Born in Edinburgh, Graham’s training in glass began at Edinburgh College of Art where he graduated with B.A. Hons in Glass Design. He worked for a number of small glassblowing studios while undertaking commissions including engravings of dancers from Sadlers Wells and Royal Ballet Companies.
“I wish to make beautiful glass. Not ‘chocolate-box’ beauty per-se but the beauty you find in a work whose qualities draw you in and once your there, keep you there.
Such work speaks quietly of the harmony between maker or makers and the medium. It is often the result of a path that involves many failed attempts but results in a piece all the stronger for that, where nothing needs neither added nor taken away.
I find glass to be a material that does not respond well to being dominated by the artist. For me the concept of the work is just the starting point for a conversation between the artist’s idea and the material. The artist flags up the idea, the medium responds and the discussion begins. However the material must not dominate proceedings either and hot glass, as most who work in it know, can be very persuasive in having its own way. This is where technical skill plays its part.
I have discovered in my efforts to instil these qualities into my work that my ideas have moved far from the traditional glassmaking I was taught at Art College.

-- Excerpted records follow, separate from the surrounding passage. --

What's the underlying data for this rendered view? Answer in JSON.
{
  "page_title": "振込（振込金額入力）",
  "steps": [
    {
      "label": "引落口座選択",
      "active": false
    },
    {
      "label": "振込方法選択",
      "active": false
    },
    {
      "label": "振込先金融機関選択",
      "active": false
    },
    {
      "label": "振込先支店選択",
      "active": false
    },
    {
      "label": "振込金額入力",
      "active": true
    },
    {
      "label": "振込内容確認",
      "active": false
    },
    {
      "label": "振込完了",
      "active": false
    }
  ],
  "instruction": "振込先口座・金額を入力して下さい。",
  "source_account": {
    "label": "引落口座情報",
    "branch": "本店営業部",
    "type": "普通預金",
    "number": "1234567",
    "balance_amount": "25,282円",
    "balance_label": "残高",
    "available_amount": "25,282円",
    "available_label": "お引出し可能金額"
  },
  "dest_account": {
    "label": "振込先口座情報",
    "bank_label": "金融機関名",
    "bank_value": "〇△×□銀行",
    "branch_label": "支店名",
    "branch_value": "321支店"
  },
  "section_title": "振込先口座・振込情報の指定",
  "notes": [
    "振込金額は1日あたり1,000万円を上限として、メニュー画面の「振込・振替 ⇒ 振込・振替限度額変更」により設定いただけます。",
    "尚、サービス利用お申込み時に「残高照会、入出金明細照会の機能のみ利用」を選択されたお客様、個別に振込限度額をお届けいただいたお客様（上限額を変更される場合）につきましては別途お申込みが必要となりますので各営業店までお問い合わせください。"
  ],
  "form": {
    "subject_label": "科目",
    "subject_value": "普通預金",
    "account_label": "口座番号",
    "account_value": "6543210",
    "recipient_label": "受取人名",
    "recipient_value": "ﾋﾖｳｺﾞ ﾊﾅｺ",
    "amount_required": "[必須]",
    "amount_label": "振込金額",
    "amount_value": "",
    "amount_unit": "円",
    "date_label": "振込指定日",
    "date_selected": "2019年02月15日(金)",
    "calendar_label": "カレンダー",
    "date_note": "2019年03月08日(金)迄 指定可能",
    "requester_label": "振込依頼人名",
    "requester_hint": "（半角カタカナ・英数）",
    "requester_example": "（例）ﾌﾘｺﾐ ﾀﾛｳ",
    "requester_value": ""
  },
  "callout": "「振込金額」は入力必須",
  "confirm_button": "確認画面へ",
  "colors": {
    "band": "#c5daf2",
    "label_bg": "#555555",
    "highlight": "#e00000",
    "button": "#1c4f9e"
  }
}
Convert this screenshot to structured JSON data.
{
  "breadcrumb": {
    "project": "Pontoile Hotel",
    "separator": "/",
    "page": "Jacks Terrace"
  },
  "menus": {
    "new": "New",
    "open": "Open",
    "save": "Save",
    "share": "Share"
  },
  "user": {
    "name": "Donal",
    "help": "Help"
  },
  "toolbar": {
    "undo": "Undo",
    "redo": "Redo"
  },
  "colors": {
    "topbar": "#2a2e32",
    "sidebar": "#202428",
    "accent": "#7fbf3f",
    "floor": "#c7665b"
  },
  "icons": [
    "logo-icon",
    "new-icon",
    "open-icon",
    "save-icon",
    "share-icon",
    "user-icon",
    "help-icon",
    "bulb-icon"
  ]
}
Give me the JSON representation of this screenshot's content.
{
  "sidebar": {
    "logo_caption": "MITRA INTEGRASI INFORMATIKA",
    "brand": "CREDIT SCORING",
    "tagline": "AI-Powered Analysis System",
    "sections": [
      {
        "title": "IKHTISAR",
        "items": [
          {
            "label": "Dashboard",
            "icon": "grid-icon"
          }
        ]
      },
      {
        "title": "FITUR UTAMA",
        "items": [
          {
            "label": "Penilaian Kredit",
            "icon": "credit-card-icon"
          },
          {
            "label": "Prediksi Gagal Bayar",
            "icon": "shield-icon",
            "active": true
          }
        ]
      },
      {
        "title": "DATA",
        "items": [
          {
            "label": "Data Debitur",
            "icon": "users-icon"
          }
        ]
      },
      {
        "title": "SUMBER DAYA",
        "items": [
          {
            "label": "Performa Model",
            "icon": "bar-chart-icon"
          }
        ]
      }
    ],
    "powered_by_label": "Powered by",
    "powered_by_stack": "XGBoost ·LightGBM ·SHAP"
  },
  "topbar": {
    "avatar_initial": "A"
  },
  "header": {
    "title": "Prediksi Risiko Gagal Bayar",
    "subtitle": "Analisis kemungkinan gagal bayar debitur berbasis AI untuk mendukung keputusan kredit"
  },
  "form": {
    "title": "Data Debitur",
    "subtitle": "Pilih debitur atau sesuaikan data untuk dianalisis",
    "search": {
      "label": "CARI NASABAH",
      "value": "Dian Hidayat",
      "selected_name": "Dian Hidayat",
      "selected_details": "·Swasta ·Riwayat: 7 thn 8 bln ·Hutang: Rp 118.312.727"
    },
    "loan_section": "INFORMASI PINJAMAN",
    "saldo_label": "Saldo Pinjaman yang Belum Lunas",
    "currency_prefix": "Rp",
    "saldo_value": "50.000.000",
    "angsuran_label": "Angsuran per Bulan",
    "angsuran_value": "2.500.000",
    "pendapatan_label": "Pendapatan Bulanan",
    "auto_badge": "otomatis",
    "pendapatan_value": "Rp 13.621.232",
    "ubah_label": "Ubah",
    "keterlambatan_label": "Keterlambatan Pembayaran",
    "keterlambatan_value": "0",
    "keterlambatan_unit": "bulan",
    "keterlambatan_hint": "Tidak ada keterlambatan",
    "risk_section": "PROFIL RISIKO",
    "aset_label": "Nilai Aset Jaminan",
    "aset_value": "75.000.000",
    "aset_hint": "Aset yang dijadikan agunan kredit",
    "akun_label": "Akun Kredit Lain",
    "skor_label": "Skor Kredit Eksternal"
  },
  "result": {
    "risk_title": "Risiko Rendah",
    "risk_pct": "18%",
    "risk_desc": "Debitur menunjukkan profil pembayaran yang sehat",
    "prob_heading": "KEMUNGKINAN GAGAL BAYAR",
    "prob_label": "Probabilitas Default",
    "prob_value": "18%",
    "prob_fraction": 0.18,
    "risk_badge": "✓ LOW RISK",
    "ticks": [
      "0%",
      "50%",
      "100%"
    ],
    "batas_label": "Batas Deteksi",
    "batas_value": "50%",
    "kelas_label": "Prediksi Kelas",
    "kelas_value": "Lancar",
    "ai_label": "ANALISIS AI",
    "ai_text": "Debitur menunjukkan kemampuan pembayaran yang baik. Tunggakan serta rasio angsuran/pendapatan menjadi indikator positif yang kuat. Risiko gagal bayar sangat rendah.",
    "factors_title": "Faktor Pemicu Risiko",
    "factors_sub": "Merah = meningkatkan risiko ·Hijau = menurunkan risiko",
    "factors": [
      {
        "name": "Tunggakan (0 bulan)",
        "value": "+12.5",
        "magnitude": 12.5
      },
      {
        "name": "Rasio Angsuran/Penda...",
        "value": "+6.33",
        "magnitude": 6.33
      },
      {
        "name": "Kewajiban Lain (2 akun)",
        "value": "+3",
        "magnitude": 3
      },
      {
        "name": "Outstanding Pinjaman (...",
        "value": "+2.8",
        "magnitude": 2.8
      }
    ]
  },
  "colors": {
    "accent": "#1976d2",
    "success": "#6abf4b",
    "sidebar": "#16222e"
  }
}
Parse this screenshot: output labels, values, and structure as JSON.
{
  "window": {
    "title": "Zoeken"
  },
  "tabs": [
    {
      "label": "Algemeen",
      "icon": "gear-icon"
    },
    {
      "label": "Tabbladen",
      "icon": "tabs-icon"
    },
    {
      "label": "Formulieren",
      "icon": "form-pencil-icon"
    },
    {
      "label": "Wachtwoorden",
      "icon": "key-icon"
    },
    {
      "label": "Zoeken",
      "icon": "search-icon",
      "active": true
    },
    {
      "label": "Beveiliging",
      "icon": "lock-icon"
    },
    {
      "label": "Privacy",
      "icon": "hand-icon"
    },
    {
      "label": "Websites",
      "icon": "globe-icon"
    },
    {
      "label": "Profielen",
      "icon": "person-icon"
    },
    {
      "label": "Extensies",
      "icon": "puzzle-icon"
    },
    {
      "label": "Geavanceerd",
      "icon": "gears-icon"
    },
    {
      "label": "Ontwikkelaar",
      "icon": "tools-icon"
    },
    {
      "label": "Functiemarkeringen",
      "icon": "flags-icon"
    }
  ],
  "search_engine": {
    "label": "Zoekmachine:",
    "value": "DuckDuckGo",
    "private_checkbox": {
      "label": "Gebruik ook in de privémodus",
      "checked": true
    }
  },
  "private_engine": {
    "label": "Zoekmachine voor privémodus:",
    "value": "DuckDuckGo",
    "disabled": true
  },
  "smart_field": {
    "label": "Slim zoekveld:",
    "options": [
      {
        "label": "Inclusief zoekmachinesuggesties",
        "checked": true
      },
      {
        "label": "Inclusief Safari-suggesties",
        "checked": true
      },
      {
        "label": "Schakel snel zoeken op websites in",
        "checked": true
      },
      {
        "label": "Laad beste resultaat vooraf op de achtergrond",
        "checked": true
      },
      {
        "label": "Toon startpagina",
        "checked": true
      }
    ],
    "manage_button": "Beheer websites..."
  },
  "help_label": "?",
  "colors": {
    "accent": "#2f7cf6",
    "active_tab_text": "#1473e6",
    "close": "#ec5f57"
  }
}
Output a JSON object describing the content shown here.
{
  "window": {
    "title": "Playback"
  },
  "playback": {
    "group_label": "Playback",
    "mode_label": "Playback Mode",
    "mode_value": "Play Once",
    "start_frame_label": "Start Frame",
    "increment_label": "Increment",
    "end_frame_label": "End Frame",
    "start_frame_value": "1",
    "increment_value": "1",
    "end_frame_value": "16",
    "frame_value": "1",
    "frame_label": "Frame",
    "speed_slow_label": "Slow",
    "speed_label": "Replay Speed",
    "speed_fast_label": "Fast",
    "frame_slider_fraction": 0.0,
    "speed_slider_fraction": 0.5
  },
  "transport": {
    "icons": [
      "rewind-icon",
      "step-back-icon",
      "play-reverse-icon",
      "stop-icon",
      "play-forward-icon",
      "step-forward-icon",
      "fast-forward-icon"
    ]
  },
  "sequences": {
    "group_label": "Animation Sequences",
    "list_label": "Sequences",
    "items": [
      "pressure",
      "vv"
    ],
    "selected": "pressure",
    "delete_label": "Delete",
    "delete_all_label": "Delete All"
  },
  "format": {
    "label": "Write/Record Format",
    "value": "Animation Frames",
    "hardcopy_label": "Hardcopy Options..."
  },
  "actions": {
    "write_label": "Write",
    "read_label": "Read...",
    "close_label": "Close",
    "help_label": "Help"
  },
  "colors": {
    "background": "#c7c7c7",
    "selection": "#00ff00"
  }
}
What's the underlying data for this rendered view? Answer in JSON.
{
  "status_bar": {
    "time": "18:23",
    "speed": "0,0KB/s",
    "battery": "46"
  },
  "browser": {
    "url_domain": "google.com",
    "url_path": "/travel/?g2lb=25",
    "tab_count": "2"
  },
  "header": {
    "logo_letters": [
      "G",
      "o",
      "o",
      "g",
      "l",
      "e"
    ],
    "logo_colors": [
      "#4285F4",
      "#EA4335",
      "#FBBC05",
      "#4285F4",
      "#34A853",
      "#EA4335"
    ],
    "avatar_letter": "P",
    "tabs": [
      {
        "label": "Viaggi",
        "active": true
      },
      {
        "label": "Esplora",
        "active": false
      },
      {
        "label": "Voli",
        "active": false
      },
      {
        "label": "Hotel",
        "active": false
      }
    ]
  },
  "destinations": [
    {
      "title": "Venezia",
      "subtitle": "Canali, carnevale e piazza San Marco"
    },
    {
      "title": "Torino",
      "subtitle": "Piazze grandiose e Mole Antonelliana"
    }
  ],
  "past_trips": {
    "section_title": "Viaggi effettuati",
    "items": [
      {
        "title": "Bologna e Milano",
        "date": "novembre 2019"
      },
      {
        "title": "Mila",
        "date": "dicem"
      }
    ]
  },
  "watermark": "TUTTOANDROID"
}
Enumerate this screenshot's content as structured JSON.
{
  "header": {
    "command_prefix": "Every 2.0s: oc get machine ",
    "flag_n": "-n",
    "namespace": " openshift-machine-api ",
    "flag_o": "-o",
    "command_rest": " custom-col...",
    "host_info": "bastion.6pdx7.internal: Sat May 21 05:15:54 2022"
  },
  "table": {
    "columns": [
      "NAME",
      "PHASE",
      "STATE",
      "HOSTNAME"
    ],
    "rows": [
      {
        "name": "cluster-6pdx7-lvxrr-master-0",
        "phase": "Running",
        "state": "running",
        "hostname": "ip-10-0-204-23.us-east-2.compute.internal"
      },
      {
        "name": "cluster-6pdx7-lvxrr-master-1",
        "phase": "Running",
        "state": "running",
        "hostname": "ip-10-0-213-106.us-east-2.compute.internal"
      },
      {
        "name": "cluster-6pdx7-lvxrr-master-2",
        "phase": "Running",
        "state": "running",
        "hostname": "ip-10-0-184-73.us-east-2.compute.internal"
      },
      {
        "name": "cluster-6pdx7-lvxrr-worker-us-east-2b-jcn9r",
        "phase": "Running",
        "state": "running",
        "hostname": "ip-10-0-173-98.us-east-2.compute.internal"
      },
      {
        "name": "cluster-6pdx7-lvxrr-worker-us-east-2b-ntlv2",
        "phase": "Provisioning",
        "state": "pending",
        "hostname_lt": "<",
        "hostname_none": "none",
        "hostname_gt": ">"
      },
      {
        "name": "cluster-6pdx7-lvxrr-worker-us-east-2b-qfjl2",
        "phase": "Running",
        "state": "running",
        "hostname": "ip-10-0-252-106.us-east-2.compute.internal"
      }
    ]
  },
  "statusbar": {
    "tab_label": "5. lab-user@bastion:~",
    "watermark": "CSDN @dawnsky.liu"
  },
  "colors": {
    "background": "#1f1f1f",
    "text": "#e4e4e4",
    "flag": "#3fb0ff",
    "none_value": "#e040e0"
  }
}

I have been required to develop new techniques and resurrect and adapt some old ones to move on from the inevitable constraints on form that glassblowing produces.”